What needs to be done:
For the string "JSON", find every matching line in the records and copy it.

Items listed in a dataset:
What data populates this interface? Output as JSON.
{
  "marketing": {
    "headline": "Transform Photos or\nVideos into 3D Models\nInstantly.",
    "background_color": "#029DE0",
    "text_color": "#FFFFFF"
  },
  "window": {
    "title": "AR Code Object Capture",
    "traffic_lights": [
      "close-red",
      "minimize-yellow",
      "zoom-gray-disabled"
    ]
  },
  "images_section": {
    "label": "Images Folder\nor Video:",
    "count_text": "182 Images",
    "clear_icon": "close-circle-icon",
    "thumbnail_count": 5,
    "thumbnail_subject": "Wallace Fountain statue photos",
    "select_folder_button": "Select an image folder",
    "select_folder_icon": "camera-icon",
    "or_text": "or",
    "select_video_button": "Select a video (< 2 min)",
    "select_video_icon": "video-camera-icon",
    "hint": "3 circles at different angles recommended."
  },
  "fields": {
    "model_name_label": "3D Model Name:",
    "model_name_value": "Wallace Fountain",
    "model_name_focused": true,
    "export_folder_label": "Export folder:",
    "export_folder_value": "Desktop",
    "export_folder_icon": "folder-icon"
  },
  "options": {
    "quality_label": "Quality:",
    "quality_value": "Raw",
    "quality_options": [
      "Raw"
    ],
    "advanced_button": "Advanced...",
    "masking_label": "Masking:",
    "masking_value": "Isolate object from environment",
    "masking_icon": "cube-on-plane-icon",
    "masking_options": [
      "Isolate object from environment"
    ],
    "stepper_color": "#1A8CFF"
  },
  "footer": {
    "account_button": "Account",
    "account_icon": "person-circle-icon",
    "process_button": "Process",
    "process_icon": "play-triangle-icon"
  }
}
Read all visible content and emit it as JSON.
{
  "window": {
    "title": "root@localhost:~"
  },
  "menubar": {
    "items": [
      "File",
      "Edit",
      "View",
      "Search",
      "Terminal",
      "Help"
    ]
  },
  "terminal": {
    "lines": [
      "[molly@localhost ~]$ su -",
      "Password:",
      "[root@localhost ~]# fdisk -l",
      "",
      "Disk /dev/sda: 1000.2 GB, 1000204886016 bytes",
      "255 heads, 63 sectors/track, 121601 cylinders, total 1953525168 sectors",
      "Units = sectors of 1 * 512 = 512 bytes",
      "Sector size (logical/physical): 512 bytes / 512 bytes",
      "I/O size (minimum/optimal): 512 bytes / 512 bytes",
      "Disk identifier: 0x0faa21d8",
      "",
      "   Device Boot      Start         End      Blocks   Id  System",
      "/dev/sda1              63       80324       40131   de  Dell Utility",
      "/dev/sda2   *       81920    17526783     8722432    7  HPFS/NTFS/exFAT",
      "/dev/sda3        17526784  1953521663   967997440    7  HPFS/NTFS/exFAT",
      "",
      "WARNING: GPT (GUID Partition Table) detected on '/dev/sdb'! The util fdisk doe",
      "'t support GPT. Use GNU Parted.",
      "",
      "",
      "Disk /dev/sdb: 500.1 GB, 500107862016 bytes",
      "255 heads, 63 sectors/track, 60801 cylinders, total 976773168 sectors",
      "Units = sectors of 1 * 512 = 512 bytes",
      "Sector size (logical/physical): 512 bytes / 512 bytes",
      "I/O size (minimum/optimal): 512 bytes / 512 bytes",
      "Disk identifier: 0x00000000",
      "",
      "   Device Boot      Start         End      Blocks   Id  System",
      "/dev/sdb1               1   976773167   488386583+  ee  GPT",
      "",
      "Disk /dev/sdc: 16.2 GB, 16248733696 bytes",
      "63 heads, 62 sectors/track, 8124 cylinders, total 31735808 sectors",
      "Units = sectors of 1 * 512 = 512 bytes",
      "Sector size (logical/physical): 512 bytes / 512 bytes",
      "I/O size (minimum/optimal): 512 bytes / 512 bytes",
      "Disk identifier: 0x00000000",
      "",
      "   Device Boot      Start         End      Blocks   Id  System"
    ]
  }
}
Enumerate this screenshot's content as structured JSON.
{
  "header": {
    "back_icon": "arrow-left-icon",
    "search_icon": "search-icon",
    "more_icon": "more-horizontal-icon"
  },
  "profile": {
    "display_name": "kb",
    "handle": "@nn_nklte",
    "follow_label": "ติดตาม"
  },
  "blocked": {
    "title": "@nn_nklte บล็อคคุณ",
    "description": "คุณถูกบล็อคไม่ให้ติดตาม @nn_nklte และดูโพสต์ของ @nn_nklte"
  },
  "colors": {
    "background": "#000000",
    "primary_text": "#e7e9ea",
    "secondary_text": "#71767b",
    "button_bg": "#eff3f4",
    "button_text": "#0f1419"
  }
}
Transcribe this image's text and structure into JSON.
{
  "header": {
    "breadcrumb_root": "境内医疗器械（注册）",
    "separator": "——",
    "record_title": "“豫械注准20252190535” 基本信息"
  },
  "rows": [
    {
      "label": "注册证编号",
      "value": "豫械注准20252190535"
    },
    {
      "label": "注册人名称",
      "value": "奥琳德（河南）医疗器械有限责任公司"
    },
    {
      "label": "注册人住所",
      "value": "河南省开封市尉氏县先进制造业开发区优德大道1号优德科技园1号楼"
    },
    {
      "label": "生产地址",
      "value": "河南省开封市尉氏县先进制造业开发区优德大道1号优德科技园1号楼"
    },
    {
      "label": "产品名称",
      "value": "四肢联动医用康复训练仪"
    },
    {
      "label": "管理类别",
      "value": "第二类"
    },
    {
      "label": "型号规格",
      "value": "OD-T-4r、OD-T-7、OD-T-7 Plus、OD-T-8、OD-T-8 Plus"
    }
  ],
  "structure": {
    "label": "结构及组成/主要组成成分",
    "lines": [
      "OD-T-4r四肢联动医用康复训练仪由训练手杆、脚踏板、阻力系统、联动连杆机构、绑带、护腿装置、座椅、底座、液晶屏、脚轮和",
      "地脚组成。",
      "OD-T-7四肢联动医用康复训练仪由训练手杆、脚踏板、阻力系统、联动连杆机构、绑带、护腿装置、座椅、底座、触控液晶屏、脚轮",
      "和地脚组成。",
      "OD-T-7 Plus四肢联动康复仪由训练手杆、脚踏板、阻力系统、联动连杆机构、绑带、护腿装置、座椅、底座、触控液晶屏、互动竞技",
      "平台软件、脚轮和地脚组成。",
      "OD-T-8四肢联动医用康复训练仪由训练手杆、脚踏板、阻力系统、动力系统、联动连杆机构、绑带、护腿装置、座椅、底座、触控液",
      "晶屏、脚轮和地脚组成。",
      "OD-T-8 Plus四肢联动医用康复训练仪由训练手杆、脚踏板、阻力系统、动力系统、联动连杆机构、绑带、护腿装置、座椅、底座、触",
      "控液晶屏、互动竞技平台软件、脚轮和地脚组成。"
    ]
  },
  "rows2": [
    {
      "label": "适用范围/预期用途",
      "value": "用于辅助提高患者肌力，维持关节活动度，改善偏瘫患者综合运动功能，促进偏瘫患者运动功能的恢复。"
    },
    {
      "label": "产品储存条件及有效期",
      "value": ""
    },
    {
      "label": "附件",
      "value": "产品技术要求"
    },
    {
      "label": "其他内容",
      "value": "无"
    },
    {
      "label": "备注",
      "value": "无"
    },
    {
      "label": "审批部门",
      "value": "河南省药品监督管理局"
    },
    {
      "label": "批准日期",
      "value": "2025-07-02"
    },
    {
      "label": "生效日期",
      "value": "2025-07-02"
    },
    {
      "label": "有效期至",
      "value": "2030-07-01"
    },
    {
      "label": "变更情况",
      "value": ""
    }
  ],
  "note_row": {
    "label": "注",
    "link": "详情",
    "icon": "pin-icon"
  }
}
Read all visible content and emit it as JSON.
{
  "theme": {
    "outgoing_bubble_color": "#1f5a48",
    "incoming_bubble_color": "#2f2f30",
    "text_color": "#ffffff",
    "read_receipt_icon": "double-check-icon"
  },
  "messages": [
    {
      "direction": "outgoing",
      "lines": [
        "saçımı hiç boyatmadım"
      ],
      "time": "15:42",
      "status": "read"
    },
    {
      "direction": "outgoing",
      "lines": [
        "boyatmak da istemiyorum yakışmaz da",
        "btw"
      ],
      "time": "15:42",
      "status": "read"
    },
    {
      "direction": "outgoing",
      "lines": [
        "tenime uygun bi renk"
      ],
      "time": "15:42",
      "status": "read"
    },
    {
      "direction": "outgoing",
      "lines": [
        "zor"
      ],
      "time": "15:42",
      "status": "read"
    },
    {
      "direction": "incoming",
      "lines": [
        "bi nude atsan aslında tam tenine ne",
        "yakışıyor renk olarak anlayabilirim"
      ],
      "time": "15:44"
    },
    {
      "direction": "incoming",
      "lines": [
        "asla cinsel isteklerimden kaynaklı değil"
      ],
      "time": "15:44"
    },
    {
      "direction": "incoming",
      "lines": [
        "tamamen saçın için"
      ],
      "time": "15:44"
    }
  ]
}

Solution to this problem:
What data populates this interface? Output as JSON.
Read all visible content and emit it as JSON.
Enumerate this screenshot's content as structured JSON.
Transcribe this image's text and structure into JSON.
Read all visible content and emit it as JSON.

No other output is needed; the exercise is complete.